I’m a vagabond these days. I bought a project house that I’ve been working on since August, but with the bathroom gutted, I can’t live there. As a result, I’ve been wandering from spare room to spare room among friends and acquaintances. This means I don’t have most of my usual writing tools at hand. My writing desk is in a storage container, as is most everything I own. My writing cats are living in Arkansas.
Typically, I write my first drafts longhand while sitting at my writing desk. I prefer a Clairefontaine notebook for their creamy paper, and a Pelikan fountain pen filled with slippery silicone-enhanced ink. Yes, despite being a fucking philistine in the rest of my life, I’m kind of a writing snob. My writing desk is an antique Abernathy library table.
Without my preferred tools, I had rather expected that this hiatus from homebound security would also produce a hiatus from writing, but I was wrong. In September I wrote a first draft of a book, and not in my usual manner. I hammered it out on a dinky little third-hand laptop with pixelated lines on the screen. No handwritten drafts. No handwritten notes even. It’s the first project I’ve ever tackled entirely on computer.
Well, almost entirely. When I came time to do the heavy lifting of revisions and edits, I fell back to form. I printed the whole thing out and started editing with pencil. Only a few pages in, I couldn’t do it. It wasn’t working. What was the problem? The pencil. I was using the nearest thing: a mechanical pencil. That was the problem. I always do edits with a real wood pencil. I don’t know why, but it feels easier. It’s warm and satisfying and mess and erasable, which is good, because I’ve been known to do some serious erasing while I’m editing. Plus, there’s something about rolling off wood shavings every few chapters that really appeals to the crafty side of me.
At least once I recognized the problem, it was easy to solve. I dug up some old wood pencils (shout out to my alma mater!), bought a really nice manual sharpener and a good Japanese eraser (Oops!Pig). I’m in business. Two hundred pages of edits done and two hundred more to go.

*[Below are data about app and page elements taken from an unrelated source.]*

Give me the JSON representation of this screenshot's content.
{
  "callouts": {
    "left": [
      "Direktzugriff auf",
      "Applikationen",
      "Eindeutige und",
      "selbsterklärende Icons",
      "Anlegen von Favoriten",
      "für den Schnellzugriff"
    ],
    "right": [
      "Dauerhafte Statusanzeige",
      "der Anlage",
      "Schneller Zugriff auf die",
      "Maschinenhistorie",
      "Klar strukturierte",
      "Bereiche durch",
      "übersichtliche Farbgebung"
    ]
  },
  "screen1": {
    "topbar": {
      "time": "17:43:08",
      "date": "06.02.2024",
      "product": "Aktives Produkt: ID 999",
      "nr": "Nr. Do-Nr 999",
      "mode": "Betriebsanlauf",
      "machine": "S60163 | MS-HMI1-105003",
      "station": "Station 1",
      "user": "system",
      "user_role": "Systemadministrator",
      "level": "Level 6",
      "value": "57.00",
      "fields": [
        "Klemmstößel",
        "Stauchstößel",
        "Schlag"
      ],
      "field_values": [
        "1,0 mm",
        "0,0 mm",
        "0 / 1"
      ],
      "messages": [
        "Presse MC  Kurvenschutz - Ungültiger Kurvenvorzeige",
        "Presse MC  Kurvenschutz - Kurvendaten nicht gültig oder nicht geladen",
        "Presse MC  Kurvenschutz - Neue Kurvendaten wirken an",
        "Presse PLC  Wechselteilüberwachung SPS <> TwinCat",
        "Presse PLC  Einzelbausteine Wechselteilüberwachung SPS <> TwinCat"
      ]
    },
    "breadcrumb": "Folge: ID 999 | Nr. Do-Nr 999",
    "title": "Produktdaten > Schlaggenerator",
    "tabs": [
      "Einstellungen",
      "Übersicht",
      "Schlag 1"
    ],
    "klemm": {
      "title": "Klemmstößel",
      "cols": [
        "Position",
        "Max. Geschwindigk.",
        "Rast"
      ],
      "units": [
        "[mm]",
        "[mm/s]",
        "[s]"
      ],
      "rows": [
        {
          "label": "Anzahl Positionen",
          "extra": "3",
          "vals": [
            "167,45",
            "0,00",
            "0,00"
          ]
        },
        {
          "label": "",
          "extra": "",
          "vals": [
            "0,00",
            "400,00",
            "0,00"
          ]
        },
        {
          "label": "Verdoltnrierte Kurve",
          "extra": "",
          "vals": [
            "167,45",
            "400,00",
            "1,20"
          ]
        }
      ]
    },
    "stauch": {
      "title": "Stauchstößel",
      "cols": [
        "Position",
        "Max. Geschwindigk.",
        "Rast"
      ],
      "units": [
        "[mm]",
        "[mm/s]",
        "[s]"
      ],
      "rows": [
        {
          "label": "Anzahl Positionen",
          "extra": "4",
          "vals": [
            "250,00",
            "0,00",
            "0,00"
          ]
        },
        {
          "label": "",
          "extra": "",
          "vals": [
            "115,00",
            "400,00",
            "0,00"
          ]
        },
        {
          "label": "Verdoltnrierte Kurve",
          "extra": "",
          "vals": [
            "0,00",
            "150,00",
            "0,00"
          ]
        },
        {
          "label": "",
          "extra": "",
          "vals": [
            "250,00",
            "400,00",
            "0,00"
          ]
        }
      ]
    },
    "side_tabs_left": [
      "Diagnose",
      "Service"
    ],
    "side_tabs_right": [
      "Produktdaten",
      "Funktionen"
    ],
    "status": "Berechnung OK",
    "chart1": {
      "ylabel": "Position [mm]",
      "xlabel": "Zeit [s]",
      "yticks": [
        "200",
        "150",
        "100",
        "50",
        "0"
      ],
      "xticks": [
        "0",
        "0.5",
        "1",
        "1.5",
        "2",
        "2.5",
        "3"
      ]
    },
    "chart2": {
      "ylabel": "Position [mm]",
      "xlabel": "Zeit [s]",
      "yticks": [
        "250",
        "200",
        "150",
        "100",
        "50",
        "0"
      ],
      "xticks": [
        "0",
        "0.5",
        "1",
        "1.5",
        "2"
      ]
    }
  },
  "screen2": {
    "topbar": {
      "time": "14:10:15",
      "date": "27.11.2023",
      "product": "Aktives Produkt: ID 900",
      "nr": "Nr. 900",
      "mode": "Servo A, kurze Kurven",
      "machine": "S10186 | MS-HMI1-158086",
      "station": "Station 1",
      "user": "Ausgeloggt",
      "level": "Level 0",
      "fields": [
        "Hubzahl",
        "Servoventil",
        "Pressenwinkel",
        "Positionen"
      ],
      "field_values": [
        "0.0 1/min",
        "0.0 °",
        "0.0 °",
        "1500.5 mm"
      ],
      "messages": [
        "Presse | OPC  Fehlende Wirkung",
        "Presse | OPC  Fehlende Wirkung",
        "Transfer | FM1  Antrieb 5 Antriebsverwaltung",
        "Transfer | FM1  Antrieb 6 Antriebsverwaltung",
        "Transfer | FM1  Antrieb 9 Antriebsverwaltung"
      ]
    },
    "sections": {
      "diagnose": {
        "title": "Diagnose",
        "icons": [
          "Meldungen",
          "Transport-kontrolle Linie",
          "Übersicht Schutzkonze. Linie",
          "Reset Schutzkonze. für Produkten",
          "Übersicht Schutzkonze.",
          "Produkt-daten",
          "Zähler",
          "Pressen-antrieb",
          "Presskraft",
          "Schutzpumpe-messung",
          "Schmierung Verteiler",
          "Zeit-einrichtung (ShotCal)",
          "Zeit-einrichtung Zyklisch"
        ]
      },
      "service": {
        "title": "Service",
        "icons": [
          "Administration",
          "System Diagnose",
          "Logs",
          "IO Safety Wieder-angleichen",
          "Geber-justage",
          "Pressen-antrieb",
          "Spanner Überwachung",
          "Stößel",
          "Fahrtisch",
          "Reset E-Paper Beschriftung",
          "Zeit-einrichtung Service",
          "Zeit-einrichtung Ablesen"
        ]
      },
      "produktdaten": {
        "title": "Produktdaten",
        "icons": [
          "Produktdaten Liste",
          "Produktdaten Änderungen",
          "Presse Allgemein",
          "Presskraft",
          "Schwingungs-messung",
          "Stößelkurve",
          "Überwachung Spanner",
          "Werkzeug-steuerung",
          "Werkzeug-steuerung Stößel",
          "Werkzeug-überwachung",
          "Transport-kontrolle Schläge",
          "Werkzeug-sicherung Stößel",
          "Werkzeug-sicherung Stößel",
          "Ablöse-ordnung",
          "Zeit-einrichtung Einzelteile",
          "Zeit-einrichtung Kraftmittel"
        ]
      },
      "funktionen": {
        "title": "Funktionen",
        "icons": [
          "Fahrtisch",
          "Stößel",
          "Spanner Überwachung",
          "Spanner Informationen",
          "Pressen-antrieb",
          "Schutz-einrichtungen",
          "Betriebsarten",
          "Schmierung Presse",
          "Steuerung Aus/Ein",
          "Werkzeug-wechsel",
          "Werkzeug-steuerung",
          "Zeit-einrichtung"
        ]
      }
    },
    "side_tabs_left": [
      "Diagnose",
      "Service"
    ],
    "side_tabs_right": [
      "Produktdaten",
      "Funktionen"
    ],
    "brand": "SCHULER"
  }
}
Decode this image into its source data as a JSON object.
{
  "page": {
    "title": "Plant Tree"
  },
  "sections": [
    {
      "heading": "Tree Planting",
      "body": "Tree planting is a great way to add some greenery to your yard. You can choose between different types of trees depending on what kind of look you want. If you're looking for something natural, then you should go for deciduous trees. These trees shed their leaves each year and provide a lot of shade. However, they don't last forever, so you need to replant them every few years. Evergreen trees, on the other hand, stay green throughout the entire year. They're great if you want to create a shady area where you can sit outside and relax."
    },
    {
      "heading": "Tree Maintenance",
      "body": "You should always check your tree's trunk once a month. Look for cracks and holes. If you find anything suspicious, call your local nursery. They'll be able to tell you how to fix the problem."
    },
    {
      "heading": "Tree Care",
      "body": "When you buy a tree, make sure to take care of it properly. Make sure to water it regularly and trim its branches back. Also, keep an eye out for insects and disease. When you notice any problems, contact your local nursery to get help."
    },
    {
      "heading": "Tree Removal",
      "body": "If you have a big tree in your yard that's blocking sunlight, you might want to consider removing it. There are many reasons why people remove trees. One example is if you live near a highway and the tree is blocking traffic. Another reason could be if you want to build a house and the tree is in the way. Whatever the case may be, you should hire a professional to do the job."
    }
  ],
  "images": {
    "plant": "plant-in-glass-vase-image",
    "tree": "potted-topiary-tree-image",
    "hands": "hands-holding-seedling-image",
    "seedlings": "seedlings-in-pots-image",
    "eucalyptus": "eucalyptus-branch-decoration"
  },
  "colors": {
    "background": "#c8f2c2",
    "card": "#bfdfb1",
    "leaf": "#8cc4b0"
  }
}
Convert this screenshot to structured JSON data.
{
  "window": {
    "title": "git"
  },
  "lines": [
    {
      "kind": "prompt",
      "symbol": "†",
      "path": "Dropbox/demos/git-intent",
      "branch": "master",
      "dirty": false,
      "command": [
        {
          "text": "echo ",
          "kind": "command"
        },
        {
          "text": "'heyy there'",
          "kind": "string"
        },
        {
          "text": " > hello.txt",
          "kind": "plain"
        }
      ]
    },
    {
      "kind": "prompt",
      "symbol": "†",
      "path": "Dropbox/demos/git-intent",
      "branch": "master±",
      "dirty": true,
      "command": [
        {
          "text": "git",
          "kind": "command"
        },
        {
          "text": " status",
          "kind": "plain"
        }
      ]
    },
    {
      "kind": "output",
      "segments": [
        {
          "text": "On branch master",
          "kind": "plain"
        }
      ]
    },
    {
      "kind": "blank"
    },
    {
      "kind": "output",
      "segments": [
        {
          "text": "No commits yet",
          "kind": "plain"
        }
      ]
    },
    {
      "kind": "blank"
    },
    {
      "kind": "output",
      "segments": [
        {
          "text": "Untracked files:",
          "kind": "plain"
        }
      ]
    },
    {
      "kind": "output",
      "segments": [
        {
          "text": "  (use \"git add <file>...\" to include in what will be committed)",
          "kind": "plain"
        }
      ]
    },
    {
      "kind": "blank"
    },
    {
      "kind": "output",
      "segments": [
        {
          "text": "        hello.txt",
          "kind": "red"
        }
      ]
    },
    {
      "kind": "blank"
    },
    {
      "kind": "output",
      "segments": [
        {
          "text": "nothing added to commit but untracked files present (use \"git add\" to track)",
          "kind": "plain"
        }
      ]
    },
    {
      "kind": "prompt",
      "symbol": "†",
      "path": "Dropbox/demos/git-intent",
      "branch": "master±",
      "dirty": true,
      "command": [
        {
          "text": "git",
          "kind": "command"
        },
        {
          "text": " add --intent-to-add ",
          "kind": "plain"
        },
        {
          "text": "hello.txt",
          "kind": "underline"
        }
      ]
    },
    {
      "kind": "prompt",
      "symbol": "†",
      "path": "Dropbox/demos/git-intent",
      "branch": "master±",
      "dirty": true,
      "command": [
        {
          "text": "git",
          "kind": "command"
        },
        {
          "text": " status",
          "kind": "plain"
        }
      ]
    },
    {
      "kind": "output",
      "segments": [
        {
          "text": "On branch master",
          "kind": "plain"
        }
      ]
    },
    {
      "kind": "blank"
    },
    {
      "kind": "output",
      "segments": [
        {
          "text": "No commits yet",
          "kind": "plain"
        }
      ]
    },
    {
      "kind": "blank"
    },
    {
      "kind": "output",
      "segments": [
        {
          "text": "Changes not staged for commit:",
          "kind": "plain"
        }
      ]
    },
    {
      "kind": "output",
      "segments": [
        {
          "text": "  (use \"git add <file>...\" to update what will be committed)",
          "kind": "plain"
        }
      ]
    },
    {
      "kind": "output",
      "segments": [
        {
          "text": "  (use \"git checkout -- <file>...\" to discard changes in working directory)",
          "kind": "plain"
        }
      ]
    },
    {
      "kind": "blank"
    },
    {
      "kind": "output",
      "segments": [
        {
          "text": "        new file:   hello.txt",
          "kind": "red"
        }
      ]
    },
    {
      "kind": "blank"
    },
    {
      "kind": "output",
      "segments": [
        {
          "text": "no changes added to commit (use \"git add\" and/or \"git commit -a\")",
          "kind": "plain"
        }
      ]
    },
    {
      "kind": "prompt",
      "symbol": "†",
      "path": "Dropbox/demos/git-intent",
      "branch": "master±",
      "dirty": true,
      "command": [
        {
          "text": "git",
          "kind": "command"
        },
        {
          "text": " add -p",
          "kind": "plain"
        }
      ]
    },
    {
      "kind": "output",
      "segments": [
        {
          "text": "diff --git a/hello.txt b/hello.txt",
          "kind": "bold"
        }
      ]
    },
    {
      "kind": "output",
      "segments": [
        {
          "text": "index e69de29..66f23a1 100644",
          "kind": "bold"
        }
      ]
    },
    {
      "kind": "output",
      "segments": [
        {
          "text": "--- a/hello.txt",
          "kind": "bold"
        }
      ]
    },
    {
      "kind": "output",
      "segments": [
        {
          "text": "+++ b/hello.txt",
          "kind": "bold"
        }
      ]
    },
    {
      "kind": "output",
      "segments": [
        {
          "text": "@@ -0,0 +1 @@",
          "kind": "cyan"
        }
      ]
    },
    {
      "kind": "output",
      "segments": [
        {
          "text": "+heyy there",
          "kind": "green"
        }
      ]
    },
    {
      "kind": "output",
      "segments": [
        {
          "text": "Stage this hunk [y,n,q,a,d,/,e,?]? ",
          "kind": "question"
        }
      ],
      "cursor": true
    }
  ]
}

How about you? Are there writing habits you can kick? Are there ones you can’t? What’s the bare minimum you require to get a book on paper?
And now that I look at the picture I snapped, I realize that the last sentence shown is: “A blowjob on one page and some girl taking it from behind on the other.” Hmmm. So, what the hell, it might as well be a teaser. Here’s the text of that page shown, pre-edits:
“What the hell are you doing?” Kellen said. Two sleepless nights and too much adrenaline caught up with him, made his hands shake as he popped the clip and ejected the round in the chamber. He slammed open the kitchen drawer and shoved the gun to the back. “I said, what the hell are you doing? And goddamnit, you better answer me for a change.”
Wavy looked at him, as though to say, isn’t it obvious? A magazine lay on the table in front of her. Reading.
“Come on, pack your shit up. I’ll give you a ride home.” The back of his shirt was filthy from lying in the dirt working on Vic’s car and her dress was white. That was too bad.
He stomped to the front door to get his boots on, but she didn’t come. When he went back to the kitchen, she was still sitting there.
“Now. Goddamn right now. I’m not in the mood for this.”
“Walk.” She got up from the chair slowly.
“No, you’re not walking home.”
“Yeah, well it wasn’t pitch black out when you walked here, either.”
“And how’d you get in here?”
Out of her dress pocket she took a key and laid it on the table. The spare from under the mat on the back porch.
Looking down at the key, he realized she was reading a skin mag. Not a skin mag. One of his magazines, from out of his night stand. She had it open to a page he didn’t even like to think she’d looked at. A blowjob on one page and some girl taking it from behind on the other.